Every wrongful conviction story has most if not all of the following elements: poor investigative work by the police, dubious eye witness testimony, unethical or incompetent prosecuting attorneys, inexperienced or incompetent defense attorneys, and indifferent or hostile juries. This story is one that has all of those elements.
It all begins with the rape and murder of Deborah Sykes. An eye witness reports the crime as it is occurring. The witness, however, has a troubled past and decides to use a fictitious name. He uses the name Samuel Mitchel when he makes the call. The incompetent police decide that this Samuel Mitchel must be involved in the crime. Turns out the police know a Samuel Mitchel. When they finally track him down they discover that he did not make the call. The real caller was Johnny Gray. The police then surmise that they both must be involved, despite the fact that the two men have never met. But there are problems with their case. Neither man matches the description of other eye witnesses. No problem. Samuel Mitchel has a good friend. He must be the guy. And thus begins the sad tale of Darryl Hunt.
That Darryl Hunt has an alibi is of no importance to the police. That there is no physical evidence linking him to the crime is of no concern to the prosecuting attorney. Add in inexperienced defense attorneys and a mostly white jury and you have the necessary ingredients for a wrongful conviction.
Where this story really becomes almost unbelievable is when DNA testing excludes all three of the primary suspects, including Darryl Hunt, yet the judge not only does not overturn the conviction he denies a new trial, stating that the DNA testing only proves that he didn’t rape the victim. It didn’t exclude him from killing her. Even though he was convicted and sentenced for rape and murder.
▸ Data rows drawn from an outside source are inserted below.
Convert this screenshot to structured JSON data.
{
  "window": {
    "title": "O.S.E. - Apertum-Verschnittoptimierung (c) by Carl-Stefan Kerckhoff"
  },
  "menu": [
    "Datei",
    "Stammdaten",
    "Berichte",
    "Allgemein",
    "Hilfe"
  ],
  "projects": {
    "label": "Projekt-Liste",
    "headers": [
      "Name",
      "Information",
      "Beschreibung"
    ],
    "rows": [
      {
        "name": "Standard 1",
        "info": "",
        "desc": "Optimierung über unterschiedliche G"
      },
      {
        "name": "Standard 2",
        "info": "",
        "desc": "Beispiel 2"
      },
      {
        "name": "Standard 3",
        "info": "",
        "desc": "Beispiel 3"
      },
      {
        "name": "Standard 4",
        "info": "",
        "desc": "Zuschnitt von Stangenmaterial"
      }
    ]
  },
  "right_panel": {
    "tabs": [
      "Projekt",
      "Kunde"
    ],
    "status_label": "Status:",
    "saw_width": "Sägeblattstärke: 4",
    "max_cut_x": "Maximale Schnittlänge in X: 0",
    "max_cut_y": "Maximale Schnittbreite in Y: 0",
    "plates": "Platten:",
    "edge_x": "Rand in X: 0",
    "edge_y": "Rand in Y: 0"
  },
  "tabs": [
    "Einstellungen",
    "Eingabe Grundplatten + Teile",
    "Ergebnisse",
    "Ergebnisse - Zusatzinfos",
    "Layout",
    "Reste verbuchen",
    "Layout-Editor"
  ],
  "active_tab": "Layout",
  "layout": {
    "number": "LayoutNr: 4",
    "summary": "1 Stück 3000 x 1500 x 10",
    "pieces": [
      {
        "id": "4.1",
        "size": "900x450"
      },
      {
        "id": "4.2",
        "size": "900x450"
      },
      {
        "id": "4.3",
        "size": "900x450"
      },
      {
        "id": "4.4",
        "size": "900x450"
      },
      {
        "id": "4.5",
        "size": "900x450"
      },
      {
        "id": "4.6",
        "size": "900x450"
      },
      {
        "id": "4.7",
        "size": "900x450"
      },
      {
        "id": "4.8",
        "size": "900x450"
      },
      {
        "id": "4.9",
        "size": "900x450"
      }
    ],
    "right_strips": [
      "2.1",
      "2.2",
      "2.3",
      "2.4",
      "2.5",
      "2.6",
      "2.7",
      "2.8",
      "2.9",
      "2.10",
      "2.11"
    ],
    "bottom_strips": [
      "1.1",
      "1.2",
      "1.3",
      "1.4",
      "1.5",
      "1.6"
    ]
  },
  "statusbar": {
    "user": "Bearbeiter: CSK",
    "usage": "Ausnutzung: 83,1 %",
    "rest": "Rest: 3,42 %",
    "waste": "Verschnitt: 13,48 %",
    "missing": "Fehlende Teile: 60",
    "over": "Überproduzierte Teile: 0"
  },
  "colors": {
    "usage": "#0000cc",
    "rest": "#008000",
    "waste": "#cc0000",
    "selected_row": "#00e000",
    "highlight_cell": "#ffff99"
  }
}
Denzel Washington portrayed a character who was wrongfully convicted in the film The Hurricane. There is a scene in this documentary that reminded me of Denzel’s performance. Darryl’s attorneys call him in jail to inform him that his request for a new trial has been denied. You don’t have to see Darryl to know the anguish this news brings him.
Darryl is finally cleared of all charges when a DNA match identifies the real murderer. Even then his freedom was not a certainty. the state still tried to claim that he must still have been involved in some way. Certainly the state was not guilty of confining a man wrongfully convicted for nearly twenty years.
The sad part of this story is that many of the people whose incompetence, arrogance, and unethical behavior led to this miscarriage of justice are still working in the system.
The one person who remains strong throughout the ordeal is Darryl Hunt. He refuses plea deals. He survives prison life. And he never talks bitterly against any of the people who denied him due process. He is a better man than any of his accusers.